Once again, it’s difficult to say too much about Trump’s tax plans for a new term, mostly because the suggested policies lack any significant detail at this point. Among other items, this potential list broadly includes “‘Made in America’ tax credits . . . [t]ax credits for companies that bring back jobs from China; 100% expensing deductions for essential industries like pharmaceuticals and robotics that bring manufacturing back to the U.S. . . . [and] [e]xtending business tax breaks in the TCJA.” That said, Trump’s tax approach has helped him win support among some small business owners; he has his strongest approval on economic issues due to “large tax breaks and deregulation for business owners and investors, and trade protection and aid for manufacturers, miners and farmers,” though that reputation has been complicated by the Covid-19 pandemic.
“The 2017 reduction in the corporate rate to 21% from 35% was the centerpiece of a plan that also lowered taxes for noncorporate businesses, estates and individuals. The business cuts did relatively little to boost investment, and raising the rate wouldn’t have a big impact either, said Owen Zidar, a Princeton University economics professor.” – Wall Street Journal
Biden, by comparison, wants to raise the corporate tax rate from 21% to 28% (below the 35% seen during the Obama administration) and enact others measures, such as a 15% minimum tax on global book income and a doubling of the tax on GILTI (certain profits earned by foreign subsidiaries of U.S. companies) to 21%. The measures collectively mean that many businesses could expect to pay more in a Biden presidency, which critics say will depress growth, albeit by small projected margins. However, other economists, including firms such as Moody’s Analytics, suggest that short-term costs will be offset by spending on “education, health care, child care and infrastructure—boosting worker productivity and economic growth in the long run.”

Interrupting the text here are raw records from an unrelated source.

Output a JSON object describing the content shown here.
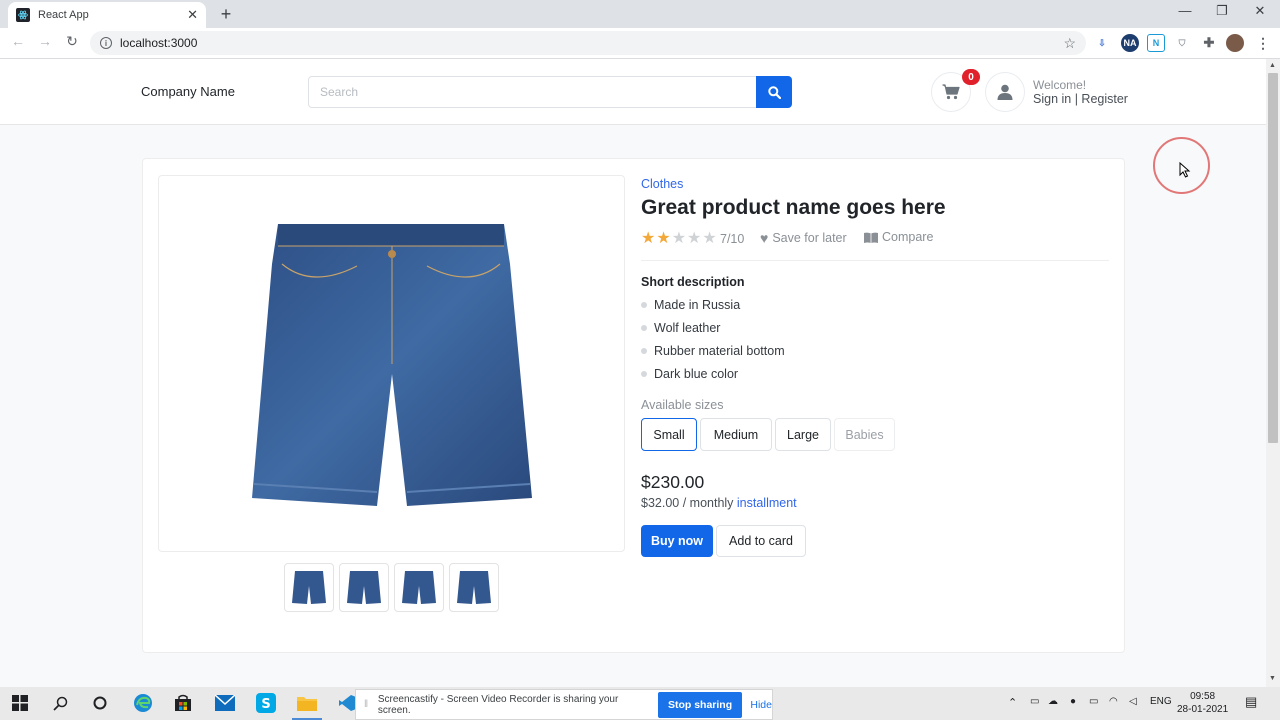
{
  "browser": {
    "tab_title": "React App",
    "url": "localhost:3000"
  },
  "header": {
    "company_name": "Company Name",
    "search_placeholder": "Search",
    "cart_count": "0",
    "welcome": "Welcome!",
    "signin": "Sign in | Register"
  },
  "product": {
    "category": "Clothes",
    "title": "Great product name goes here",
    "rating": {
      "stars_filled": 2,
      "stars_total": 5,
      "text": "7/10"
    },
    "save_label": "Save for later",
    "compare_label": "Compare",
    "short_desc_title": "Short description",
    "bullets": [
      "Made in Russia",
      "Wolf leather",
      "Rubber material bottom",
      "Dark blue color"
    ],
    "sizes_label": "Available sizes",
    "sizes": [
      "Small",
      "Medium",
      "Large",
      "Babies"
    ],
    "selected_size": "Small",
    "disabled_size": "Babies",
    "price": "$230.00",
    "installment_prefix": "$32.00 / monthly ",
    "installment_link": "installment",
    "buy_label": "Buy now",
    "add_label": "Add to card",
    "thumbnail_count": 4
  },
  "screencastify": {
    "message": "Screencastify - Screen Video Recorder is sharing your screen.",
    "stop": "Stop sharing",
    "hide": "Hide"
  },
  "taskbar": {
    "lang": "ENG",
    "time": "09:58",
    "date": "28-01-2021"
  },
  "colors": {
    "accent": "#1267e8",
    "link": "#3167eb",
    "star": "#f3a93a",
    "badge": "#e0212c"
  }
}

Note: These numbers reflect the average combined federal and state corporate taxes. In the U.S., the value 25.9% combines the federal rate (21%) with an average of additional state taxes (4.9%).
Source: Tax Policy Center
Americans’ Shared Future
There’s a much larger debate to be had about the relationship between taxation, government spending, and economic growth, but before we draw strong conclusions about what these potential changes mean, consider that “growth under Trump averaged 2.48% annually before the pandemic, only slightly better than the 2.41% gains achieved during Barack Obama’s second term,” when, for example, the corporate tax rate was 35%. Far from a signal for or against a specific taxation approach, it seems to offer an endorsement of the strength American economy as a whole, regardless of who is in power, or at least suggest that many factors beyond tax rates are responsible for determining economic growth.
And to be sure, neither plan is without its critics. While broadly aligned with traditional Republican policy goals, Trump has run up large deficits (even pre-pandemic) while simultaneously cutting taxes and ruling out changes to Social Security and Medicare, which leaves him at odds with traditional tenets of fiscal conservatism. While Biden’s policy plans attempt to pay for new spending, some question whether changes to tax policy too quickly or in the wrong places could slow or reverse a recovery from the worst effects of the Covid-19 pandemic. These are all valid concerns, but it’s hard to know which way tax policy will actually be travelling, and at what pace, until the results of the election on November 3 are known.
This appendix shows each of the articles used to inform the findings of this article, as well as how the articles scored according to The Factual’s credibility algorithm. To learn more, read our How It Works page.